Essential Guide to Avocados
If I had an avocado for every time somebody said they never enjoyed eating avocados until they went vegan, then I’d have a very large pot of guacamole! There is something about this strange, exotic fruit that seems to be such an iconic staple of a plant based diet, it’s become the vegan go-to for healthy indulgence — and it’s almost as though it doesn’t truly reveal its brilliance until you go vegan. You may be mistaken for assuming that avocados are a vegetable, due to their usual pairing with savoury flavours, and their famous green colour, however they are actually a fruit (or if we’re getting technical, then they are a single-seeded berry).
Belonging to the laurel family, which also encompasses cinnamon, there are two main varieties sold in the UK — the Hass and the Fuerte. Hass avocados originate from Guatemala and have a very dark purple, pebbled and rough, thick skin. The creamy flesh makes for perfect guacamole and it has risen to the top of the avocado hierarchy. The Fuerte avocado, is also a highly popular variety, most likely down to their easy-to-peel skin. This variety is from Mexico and has a skin that is thinner, smoother and is a brighter green colour.
Avocados may be native to Central and South America, but they are now commercially produced in the US, Israel and Australia as the demand for this much loved fruit continues to grow.
Good for the diet
Avocados not only taste incredible, but they are also full of lots of the good stuff. They are a great source of monounsaturated fat, vitamin E, and are high in calories due to the high fat content. Half an avocado counts as one portion of your five-a-day, and they have more soluble fibre than other fruit, containing iron, copper and potassium. They are also a good source of B vitamin folate.
100 grams of avocado contains 19g fat, of which 12g is monounsaturated fats. Research suggests that monounsaturated fats protect against heart disease and lowers blood pressure.
When should you eat them?
Avocados are, of course, best eaten when ripe. In fact, they are notoriously difficult to eat at peak ripeness, as they take a while to ripen and then don’t stay ripe for long before going off. Leave them at room temperature for up to a week and when some pressure is applied, they should feel slightly soft. You can also put them in a fruit bowl next to a banana to ripen, but if they need to ripen, don’t put them in a fridge. You will know when the avocado has started to go off, as it’ll begin browning. This doesn’t mean you have to throw it away; you only need to dispose of the avocado if it has turned to a dark brown colour. If you’ve already cut open your avocado, but don’t want to use it all in one go, then the remaining avocado flesh will start to brown quickly due to the fruit’s high fat content, meaning they oxidise quickly when left out.
Keep them fresh
Generally speaking, the less oxygen the avocado flesh is subjected to, the less likely it is to go off quickly. However, there are various techniques that are used to try and retain the freshness of the fruit. The first of these is leaving the pit with the unused avocado flesh, and some people will even place the stone in their guacamole to retain freshness, too. Whether this actually works or not is up for debate and a more sure-fire method is to simply cover the guacamole or avocado in plastic wrap or place in an air-tight container.
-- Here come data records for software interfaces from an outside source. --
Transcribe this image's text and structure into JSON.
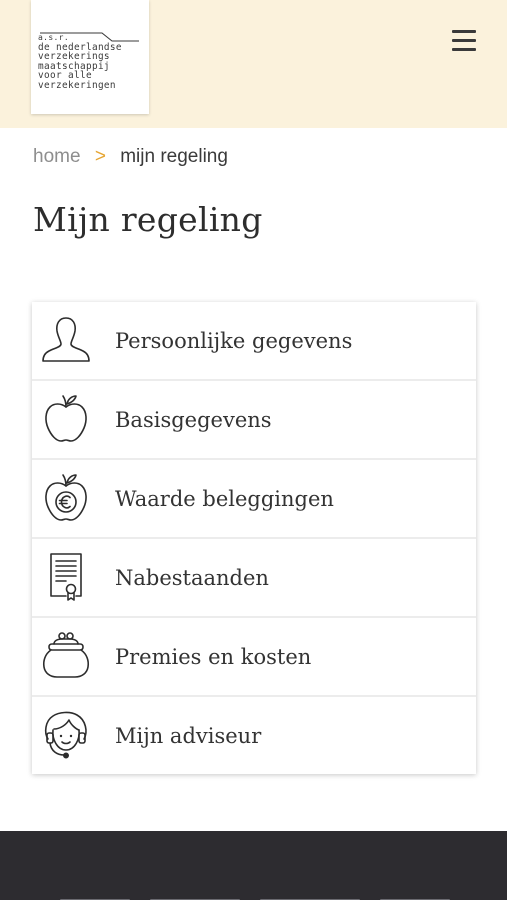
{
  "header": {
    "logo_small": "a.s.r.",
    "logo_lines": [
      "de nederlandse",
      "verzekerings",
      "maatschappij",
      "voor alle",
      "verzekeringen"
    ],
    "logo_icon": "asr-logo-mark",
    "menu_icon": "hamburger-menu-icon"
  },
  "breadcrumb": {
    "home": "home",
    "separator": ">",
    "current": "mijn regeling"
  },
  "page": {
    "title": "Mijn regeling"
  },
  "menu": [
    {
      "label": "Persoonlijke gegevens",
      "icon": "person-icon"
    },
    {
      "label": "Basisgegevens",
      "icon": "apple-icon"
    },
    {
      "label": "Waarde beleggingen",
      "icon": "apple-euro-icon"
    },
    {
      "label": "Nabestaanden",
      "icon": "certificate-icon"
    },
    {
      "label": "Premies en kosten",
      "icon": "purse-icon"
    },
    {
      "label": "Mijn adviseur",
      "icon": "advisor-headset-icon"
    }
  ],
  "colors": {
    "header_bg": "#fbf2dc",
    "accent": "#e6a531",
    "footer_bg": "#2d2c30",
    "text": "#333333"
  }
}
The second way to keep your avo green is to squeeze lemon juice over your leftovers. The acidic nature of lemon juice will do wonders to prevent the avocado from going bad, and once again this will be even more effective if you place in an air-tight container. The final method is the use of ice water for half used avocados, something that is ideal if you’re catering for a lot of people as it can keep the avocado green for up to 4 hours.
The dangers of avocado hand
In May 2017, The Guardian released a tongue-in-cheek piece reporting on the risks of a new health hazard they aptly labelled ‘avocado hand’ — the danger of cutting yourself whilst slicing and subsequently trying to remove the stone from an avocado. It may have been a light-hearted, satirical article designed to be shared across social media, but slicing an avocado is genuinely dangerous if you’re not careful.
Slice the avocado in half with a knife, but avoid using this knife to remove the stone – unless you’re a seasoned avo pro. It is far safer to grab a small spoon to scoop out the pit rather than causing yourself an injury. As The Guardian notes, “they may well go brown during the wait in A&E.”
There are few things that you can’t do with avocado nowadays. Add to salads, smoothies, as a topping for toast, whiz into guacamole – there are no end of uses for the green goddess of fruits. Avocado is even becoming a regular in baking now too, due to its high fat content, it makes a great substitute for butter in some recipes.
The general consensus is that avocado works best as a raw ingredient; but there is a growing trend of people getting experimental and trying it roasted or grilled. Even the stone has become the latest food fad for healthy eaters trying to find the next superfood. Whether the stone is actually nutritionally beneficial is debatable, and there sure has been a lot of discussion on both sides of the stone-eating debate.
There are lots of things to love about avocados, so turn over for some recipe inspiration if you’re not too sure how to use that avocado you picked up on last week’s shopping trip.
Fancy a little out-there inspiration? Check out our recipe for Sea Salt Avocado Truffles, here!